Because of the sheer amount of posts and links and profiles related to social media sites, it’s very easy for viruses to sneak into the content, particularly if you do inadvertently click on a malicious link. Good antivirus software will also protect your pages against viruses that are trying to steal your information.
10. Lose the Location
It’s tempting to tell the world exactly what you’re doing exactly when you’re doing it and exactly where you are. That, however, is not a smart practice. As was already previously mentioned, this can make it easy for thieves to take advantage of the fact that you’re in Aruba for a week. But it also makes it tempting for individuals to stalk you during your everyday routine.
Make sure to turn off all location settings on your social media sites so that Facebook or Twitter doesn’t announce to the whole world that you posted that picture at the gym Monday morning (when you were supposed to be at work).
As with most things, it’s important to listen to your gut when it comes to social media. This friend request looks a little weird? Ignore it. That ad has too many typos? Don’t click on it. The friend of a friend of a friend that you approved keeps commenting on all of your pictures? Delete him.
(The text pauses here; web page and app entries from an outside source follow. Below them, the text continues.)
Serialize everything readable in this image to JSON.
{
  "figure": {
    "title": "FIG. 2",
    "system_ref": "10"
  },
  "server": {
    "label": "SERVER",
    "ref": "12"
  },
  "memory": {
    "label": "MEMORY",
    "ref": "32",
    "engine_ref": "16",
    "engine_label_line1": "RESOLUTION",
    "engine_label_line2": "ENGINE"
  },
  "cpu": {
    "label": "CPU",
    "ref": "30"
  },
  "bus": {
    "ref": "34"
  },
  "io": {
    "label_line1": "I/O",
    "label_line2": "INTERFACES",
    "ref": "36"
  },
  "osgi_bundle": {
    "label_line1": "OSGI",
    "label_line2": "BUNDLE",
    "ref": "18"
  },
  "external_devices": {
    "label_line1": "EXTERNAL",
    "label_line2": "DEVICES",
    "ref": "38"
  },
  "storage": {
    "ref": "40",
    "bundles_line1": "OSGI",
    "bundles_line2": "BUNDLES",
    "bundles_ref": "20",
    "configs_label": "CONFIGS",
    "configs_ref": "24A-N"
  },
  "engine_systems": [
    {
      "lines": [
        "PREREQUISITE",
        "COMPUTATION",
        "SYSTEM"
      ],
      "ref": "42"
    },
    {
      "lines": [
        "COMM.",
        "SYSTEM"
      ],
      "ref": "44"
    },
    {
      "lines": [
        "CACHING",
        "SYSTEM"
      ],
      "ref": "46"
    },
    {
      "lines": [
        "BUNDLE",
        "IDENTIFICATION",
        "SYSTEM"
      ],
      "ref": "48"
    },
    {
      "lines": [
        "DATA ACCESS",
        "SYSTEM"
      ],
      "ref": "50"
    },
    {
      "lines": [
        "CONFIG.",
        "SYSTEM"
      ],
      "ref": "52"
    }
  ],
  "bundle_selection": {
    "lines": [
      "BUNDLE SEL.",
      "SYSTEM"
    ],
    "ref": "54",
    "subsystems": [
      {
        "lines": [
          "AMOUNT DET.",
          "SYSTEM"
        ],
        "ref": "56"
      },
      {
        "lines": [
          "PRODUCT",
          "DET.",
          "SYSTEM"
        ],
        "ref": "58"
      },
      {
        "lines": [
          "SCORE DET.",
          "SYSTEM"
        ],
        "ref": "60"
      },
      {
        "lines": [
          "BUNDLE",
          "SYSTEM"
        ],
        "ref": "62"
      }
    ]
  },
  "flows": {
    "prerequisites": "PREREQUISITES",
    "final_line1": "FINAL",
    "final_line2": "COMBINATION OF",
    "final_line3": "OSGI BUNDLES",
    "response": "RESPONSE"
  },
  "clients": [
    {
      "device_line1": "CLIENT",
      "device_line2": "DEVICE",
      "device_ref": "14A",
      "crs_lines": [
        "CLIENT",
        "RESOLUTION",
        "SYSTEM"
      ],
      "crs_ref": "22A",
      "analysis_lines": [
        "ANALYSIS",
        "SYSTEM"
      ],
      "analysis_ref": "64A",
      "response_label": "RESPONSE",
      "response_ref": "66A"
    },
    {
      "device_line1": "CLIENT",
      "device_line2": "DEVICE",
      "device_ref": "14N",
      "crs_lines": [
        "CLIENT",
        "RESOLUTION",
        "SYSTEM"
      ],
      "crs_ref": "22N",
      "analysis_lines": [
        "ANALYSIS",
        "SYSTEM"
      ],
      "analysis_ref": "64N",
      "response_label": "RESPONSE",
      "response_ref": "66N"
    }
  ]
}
Remember that you’re safety is always the number one priority.
You can never be too cautious when it comes to social media. However, if you follow these tips listed above, you’ll be off to a good start.
Sophie is a technology enthusiast at Security Gladiators. A writer by day and a reader by night, she is specialized in tech and cybersecurity. When she is not behind the screen, Sophie can be found playing with her dog.
- 1August 6, 2018
- 21. Don’t Overshare
- 32. Check Your Privacy Options
- 43. Verify People and Pages
- 54. Do Not Violate the Social Media Policies of Your Company
- 65. Know How Sites Use Your Information
- 76. Don’t Buy into the Popularity Contest
- 87. Check Your Password
- 98. Sounds Too Good to be True? It Probably is.
- 109. Install Antivirus Software
- 1110. Lose the Location